 Meanwhile, having drawn a card allowing me to fill a cog (the tiny launched ship in the middle below) with oil, making a fire ship to launch against the immobile Reaver.

The Reaver, however, is not to be underestimated, nor is Captain Noctilus. He not only took magical control of the Hydra, sending it towards the Heldenhammer, he launched his own cog to attempt to intercept mine.

The cogs came to battle, their crews launching themselves on to the enemy decks. The boarding action was a tie, and we both took damage. The enemy took a hull damage, sinking the ship, while mine caught fire!  The crew was panicked - the deck was on fire and the hold was full of highly flamable oil!

The cog would surely sink or explode next turn, but the crew was able to valiantly steer it towards the Bloody Reaver, which it managed to partially set ablaze. 

The Reaver, despite being ablaze used it's special ability to regenerate some damage, then extracted itself from the shipwreck, turning to fire its broadsides against Roth's ship.

Meanwhile, the hydra reached the Heldenhammer, doing some damage and forcing the crew to waste shots on destroying it, shattering the bones and sending them back into the deep.

The heavy fire from the Reaver and the attack of the Hyrdra began to take their toll, seriously damaging the Heldenhammer.

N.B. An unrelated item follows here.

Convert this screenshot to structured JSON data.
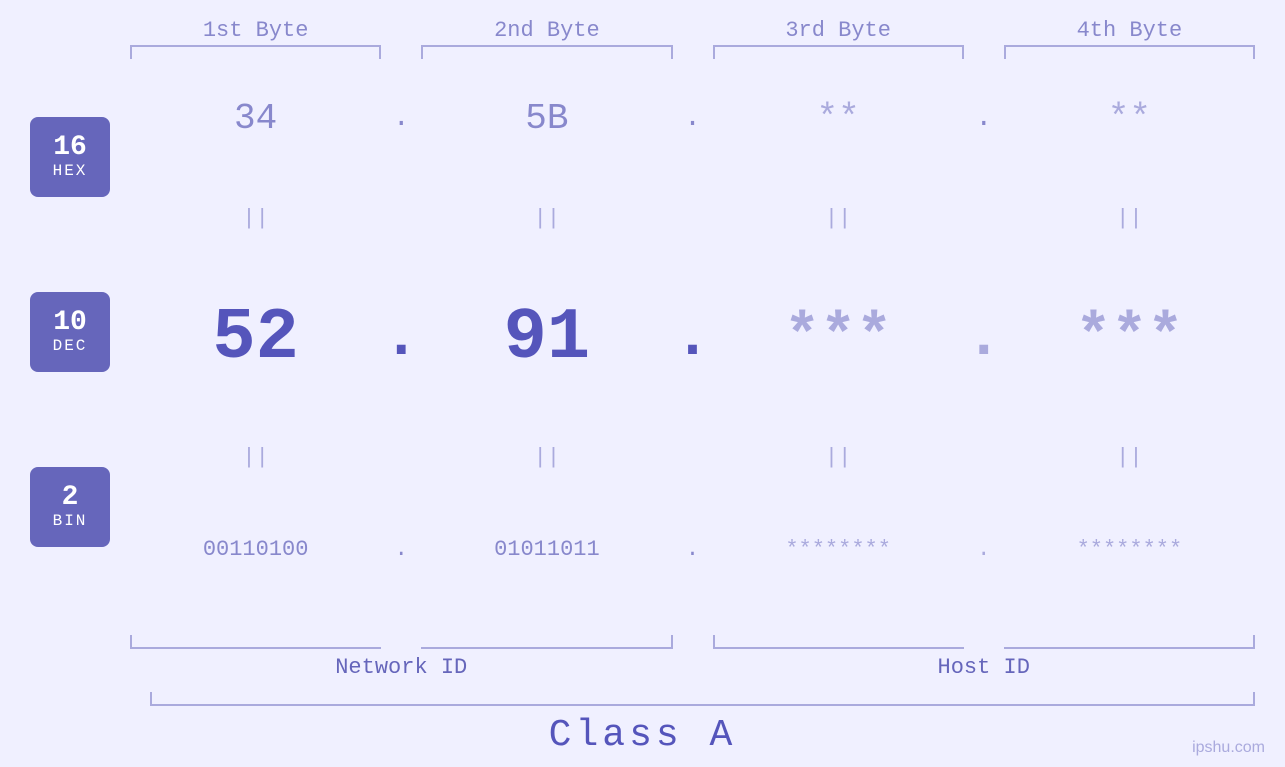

Captain Roth shouted "Hard to Port" over the din of cannon fire, launching his ship on a collision course with the Reaver.  The Heldenhammer's special ability is a steam powered figurehead that could smash the enemy's decks. I was itching to use it.

 The Heldenhammer, reaching ramming speed, collided with the rear deck of the Bloody Reaver, just as another undead abomination emerged on the other side of the foul ship.  The damage from the Heldenhammer's steam powered hammer was catastrophic, and the boarding actions damaging enough to push the Reaver over the edge.  It was a victory for the Heldenhammer, but I'm sad to say that Captain Roth was mortally wounded by the vampiric Captain Noctilus as Roth personally led the charge.  Still, a victory for humanity against the Dreadfleet!